The Basics of Poker


The game of poker is played by millions of people worldwide. It is a card game in which players wager money or other items of value on the outcome of a hand based on chance and a combination of strategy, psychology, and mathematics. It is considered a classic card game and its play and jargon have become part of American culture.

A hand of poker consists of five cards. The value of a poker hand is in inverse proportion to its mathematical frequency, which means that the more common a hand is, the less valuable it is. The cards are placed in a circle called the pot and the first player to act puts in chips (representing money) into the pot. He can then choose to raise the amount he has placed into the pot, call or match the previous bets, or concede (fold). The other players may also bluff, betting that they have the best hand and forcing opponents with inferior hands to either call the bets or fold their cards.

To make a poker hand, you must have two personal cards and the community cards. The community cards are dealt face up to the entire table and form one of four possible poker hands:

Poker is a card game in which you can win big money if you have a good poker strategy and a lot of luck. There are several ways to improve your poker strategy, and these include learning how to read tells, analyzing the betting patterns of your opponents, and taking advantage of the odds. You can even get free poker coaching from online coaches.

You can also practice your poker skills by playing for fun in your local casino or at home. But remember that gambling is a serious business, and you must keep records of your winnings and pay taxes on them. It’s important to play only when you are feeling upbeat and confident, and not when you are bored or stressed.

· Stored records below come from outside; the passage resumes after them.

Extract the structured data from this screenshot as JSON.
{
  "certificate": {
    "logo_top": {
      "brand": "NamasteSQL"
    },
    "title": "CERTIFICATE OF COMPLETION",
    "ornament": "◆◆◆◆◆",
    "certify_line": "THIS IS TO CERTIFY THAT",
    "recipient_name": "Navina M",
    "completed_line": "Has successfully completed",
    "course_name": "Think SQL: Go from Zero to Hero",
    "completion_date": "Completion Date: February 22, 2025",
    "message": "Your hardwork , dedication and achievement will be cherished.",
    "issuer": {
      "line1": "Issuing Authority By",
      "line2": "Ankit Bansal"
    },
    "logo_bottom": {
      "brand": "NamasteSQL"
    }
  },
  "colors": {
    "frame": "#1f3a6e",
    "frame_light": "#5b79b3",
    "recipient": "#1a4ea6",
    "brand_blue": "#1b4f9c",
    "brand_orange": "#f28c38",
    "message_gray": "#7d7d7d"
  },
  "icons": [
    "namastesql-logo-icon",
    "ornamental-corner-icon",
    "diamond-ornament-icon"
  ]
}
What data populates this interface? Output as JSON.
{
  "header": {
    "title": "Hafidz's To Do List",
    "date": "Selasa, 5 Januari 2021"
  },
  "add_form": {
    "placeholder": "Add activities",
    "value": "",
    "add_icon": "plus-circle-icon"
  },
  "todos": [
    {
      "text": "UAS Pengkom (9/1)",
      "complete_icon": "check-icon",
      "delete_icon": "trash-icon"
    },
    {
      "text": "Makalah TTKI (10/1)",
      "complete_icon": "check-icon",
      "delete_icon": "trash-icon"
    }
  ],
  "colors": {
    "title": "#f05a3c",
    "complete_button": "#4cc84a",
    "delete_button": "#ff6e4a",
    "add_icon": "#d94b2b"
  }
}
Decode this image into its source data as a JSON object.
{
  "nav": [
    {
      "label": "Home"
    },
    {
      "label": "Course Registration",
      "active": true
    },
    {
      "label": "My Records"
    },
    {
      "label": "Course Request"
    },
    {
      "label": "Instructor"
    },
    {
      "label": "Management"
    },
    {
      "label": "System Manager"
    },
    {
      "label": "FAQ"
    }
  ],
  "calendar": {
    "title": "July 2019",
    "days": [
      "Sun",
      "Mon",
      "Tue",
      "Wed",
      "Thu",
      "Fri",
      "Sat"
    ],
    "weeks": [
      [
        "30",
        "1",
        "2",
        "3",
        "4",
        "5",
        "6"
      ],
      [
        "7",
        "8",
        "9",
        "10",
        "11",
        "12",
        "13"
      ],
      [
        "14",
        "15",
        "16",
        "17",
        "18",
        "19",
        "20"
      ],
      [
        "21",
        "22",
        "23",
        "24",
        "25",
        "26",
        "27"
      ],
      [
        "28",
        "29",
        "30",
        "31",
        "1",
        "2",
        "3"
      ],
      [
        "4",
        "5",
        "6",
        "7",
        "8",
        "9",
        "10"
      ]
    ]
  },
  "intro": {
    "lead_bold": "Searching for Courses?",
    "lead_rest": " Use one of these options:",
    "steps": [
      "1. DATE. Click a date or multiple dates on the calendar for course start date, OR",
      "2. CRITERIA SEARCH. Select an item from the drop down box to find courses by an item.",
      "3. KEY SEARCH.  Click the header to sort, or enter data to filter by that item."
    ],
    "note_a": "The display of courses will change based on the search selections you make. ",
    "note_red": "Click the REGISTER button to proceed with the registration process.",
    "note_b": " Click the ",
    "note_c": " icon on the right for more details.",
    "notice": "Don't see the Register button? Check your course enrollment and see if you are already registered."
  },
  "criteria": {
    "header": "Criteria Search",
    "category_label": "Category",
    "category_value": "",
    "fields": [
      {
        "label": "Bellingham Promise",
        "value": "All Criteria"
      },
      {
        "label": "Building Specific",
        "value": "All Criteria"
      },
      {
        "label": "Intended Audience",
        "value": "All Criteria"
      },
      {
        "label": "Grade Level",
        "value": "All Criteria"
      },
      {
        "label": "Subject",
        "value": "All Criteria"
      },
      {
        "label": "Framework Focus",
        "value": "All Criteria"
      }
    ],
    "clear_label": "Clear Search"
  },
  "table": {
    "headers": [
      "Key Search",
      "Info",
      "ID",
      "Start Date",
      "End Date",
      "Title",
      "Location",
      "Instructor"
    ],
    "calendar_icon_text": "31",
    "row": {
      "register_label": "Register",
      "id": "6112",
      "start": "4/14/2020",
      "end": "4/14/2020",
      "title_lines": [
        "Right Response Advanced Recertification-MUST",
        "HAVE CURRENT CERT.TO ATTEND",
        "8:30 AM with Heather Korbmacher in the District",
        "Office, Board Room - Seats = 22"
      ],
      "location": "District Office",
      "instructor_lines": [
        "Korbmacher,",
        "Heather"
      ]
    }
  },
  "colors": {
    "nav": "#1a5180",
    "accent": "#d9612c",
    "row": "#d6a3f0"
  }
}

There are many different poker variations, but the basic rules of the game remain the same for all. Each game has one or more betting intervals and the player to the left of the button has the obligation or privilege of making the first bet. This bet must be at least equal to the contribution made by the player before him. After the initial forced bets, players can raise or bluff, and the player with the highest-ranking hand wins the pot. If no player has a high-ranking hand, then the pot is split equally among the players.